App and web page records:
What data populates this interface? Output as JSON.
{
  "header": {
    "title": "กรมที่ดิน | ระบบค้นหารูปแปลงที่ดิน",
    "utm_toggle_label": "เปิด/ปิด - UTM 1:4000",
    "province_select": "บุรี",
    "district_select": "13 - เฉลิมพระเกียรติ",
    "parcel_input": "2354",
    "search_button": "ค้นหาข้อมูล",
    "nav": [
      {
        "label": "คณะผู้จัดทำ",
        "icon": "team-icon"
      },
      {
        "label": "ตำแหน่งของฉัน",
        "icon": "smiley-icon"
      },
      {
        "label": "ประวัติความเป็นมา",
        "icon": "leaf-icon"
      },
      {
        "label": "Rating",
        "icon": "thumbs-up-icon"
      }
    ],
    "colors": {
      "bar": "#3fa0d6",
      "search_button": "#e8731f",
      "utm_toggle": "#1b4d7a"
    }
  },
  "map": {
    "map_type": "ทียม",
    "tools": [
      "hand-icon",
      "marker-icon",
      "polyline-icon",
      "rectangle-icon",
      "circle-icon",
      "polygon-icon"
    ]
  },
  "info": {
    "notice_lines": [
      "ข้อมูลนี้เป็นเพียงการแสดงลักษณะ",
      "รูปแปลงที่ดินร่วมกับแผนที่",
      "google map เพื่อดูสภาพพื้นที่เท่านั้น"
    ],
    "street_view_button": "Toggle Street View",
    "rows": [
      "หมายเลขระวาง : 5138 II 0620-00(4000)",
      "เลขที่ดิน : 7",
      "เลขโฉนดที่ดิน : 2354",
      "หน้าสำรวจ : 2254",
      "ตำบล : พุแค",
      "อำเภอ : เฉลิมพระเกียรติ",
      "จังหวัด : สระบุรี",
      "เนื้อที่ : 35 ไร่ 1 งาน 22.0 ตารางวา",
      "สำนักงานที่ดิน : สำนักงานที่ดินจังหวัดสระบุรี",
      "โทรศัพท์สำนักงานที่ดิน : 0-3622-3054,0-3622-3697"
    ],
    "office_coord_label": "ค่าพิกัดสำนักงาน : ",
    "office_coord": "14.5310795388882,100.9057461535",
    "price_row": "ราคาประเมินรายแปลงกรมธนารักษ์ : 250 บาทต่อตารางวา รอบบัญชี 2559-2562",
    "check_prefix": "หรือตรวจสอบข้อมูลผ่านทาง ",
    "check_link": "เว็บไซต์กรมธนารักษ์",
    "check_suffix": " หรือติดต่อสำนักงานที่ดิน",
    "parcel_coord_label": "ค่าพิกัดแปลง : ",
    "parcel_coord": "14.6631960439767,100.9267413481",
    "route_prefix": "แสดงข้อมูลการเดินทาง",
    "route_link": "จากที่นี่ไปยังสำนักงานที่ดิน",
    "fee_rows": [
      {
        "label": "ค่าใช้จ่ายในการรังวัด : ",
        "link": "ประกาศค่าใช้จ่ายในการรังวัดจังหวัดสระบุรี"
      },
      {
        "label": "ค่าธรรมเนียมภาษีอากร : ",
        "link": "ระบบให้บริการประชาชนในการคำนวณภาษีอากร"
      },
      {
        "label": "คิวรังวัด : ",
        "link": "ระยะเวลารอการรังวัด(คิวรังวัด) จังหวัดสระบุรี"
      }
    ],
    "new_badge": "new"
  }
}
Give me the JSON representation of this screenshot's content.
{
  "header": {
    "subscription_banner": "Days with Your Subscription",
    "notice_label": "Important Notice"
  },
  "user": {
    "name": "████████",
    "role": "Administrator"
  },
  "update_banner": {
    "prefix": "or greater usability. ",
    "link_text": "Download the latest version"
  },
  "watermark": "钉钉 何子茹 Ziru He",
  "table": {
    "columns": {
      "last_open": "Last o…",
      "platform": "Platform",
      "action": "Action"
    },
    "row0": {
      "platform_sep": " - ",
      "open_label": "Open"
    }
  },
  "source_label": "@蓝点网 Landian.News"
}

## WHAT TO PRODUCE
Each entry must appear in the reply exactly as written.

## YOUR SOLUTION
What data populates this interface? Output as JSON.
{
  "header": {
    "title": "กรมที่ดิน | ระบบค้นหารูปแปลงที่ดิน",
    "utm_toggle_label": "เปิด/ปิด - UTM 1:4000",
    "province_select": "บุรี",
    "district_select": "13 - เฉลิมพระเกียรติ",
    "parcel_input": "2354",
    "search_button": "ค้นหาข้อมูล",
    "nav": [
      {
        "label": "คณะผู้จัดทำ",
        "icon": "team-icon"
      },
      {
        "label": "ตำแหน่งของฉัน",
        "icon": "smiley-icon"
      },
      {
        "label": "ประวัติความเป็นมา",
        "icon": "leaf-icon"
      },
      {
        "label": "Rating",
        "icon": "thumbs-up-icon"
      }
    ],
    "colors": {
      "bar": "#3fa0d6",
      "search_button": "#e8731f",
      "utm_toggle": "#1b4d7a"
    }
  },
  "map": {
    "map_type": "ทียม",
    "tools": [
      "hand-icon",
      "marker-icon",
      "polyline-icon",
      "rectangle-icon",
      "circle-icon",
      "polygon-icon"
    ]
  },
  "info": {
    "notice_lines": [
      "ข้อมูลนี้เป็นเพียงการแสดงลักษณะ",
      "รูปแปลงที่ดินร่วมกับแผนที่",
      "google map เพื่อดูสภาพพื้นที่เท่านั้น"
    ],
    "street_view_button": "Toggle Street View",
    "rows": [
      "หมายเลขระวาง : 5138 II 0620-00(4000)",
      "เลขที่ดิน : 7",
      "เลขโฉนดที่ดิน : 2354",
      "หน้าสำรวจ : 2254",
      "ตำบล : พุแค",
      "อำเภอ : เฉลิมพระเกียรติ",
      "จังหวัด : สระบุรี",
      "เนื้อที่ : 35 ไร่ 1 งาน 22.0 ตารางวา",
      "สำนักงานที่ดิน : สำนักงานที่ดินจังหวัดสระบุรี",
      "โทรศัพท์สำนักงานที่ดิน : 0-3622-3054,0-3622-3697"
    ],
    "office_coord_label": "ค่าพิกัดสำนักงาน : ",
    "office_coord": "14.5310795388882,100.9057461535",
    "price_row": "ราคาประเมินรายแปลงกรมธนารักษ์ : 250 บาทต่อตารางวา รอบบัญชี 2559-2562",
    "check_prefix": "หรือตรวจสอบข้อมูลผ่านทาง ",
    "check_link": "เว็บไซต์กรมธนารักษ์",
    "check_suffix": " หรือติดต่อสำนักงานที่ดิน",
    "parcel_coord_label": "ค่าพิกัดแปลง : ",
    "parcel_coord": "14.6631960439767,100.9267413481",
    "route_prefix": "แสดงข้อมูลการเดินทาง",
    "route_link": "จากที่นี่ไปยังสำนักงานที่ดิน",
    "fee_rows": [
      {
        "label": "ค่าใช้จ่ายในการรังวัด : ",
        "link": "ประกาศค่าใช้จ่ายในการรังวัดจังหวัดสระบุรี"
      },
      {
        "label": "ค่าธรรมเนียมภาษีอากร : ",
        "link": "ระบบให้บริการประชาชนในการคำนวณภาษีอากร"
      },
      {
        "label": "คิวรังวัด : ",
        "link": "ระยะเวลารอการรังวัด(คิวรังวัด) จังหวัดสระบุรี"
      }
    ],
    "new_badge": "new"
  }
}
Give me the JSON representation of this screenshot's content.
{
  "header": {
    "subscription_banner": "Days with Your Subscription",
    "notice_label": "Important Notice"
  },
  "user": {
    "name": "████████",
    "role": "Administrator"
  },
  "update_banner": {
    "prefix": "or greater usability. ",
    "link_text": "Download the latest version"
  },
  "watermark": "钉钉 何子茹 Ziru He",
  "table": {
    "columns": {
      "last_open": "Last o…",
      "platform": "Platform",
      "action": "Action"
    },
    "row0": {
      "platform_sep": " - ",
      "open_label": "Open"
    }
  },
  "source_label": "@蓝点网 Landian.News"
}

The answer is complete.